Where the string "number" occurs in a line of the data below, that line should be copied.

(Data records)
********
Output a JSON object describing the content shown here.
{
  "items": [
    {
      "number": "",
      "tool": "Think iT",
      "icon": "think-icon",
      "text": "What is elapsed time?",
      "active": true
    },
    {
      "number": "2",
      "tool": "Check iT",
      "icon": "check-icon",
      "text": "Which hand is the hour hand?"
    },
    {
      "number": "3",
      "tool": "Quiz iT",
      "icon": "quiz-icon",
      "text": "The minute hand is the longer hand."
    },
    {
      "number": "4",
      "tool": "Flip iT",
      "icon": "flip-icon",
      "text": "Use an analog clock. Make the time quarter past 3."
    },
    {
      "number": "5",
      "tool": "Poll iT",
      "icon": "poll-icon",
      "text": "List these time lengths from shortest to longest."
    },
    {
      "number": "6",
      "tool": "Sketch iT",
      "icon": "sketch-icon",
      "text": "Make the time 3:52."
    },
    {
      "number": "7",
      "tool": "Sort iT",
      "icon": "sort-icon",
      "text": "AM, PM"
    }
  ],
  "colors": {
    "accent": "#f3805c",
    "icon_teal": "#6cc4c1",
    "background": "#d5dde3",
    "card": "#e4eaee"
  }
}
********
▶ _Output of the exercise_:
      "number": "",
      "number": "2",
      "number": "3",
      "number": "4",
      "number": "5",
      "number": "6",
      "number": "7",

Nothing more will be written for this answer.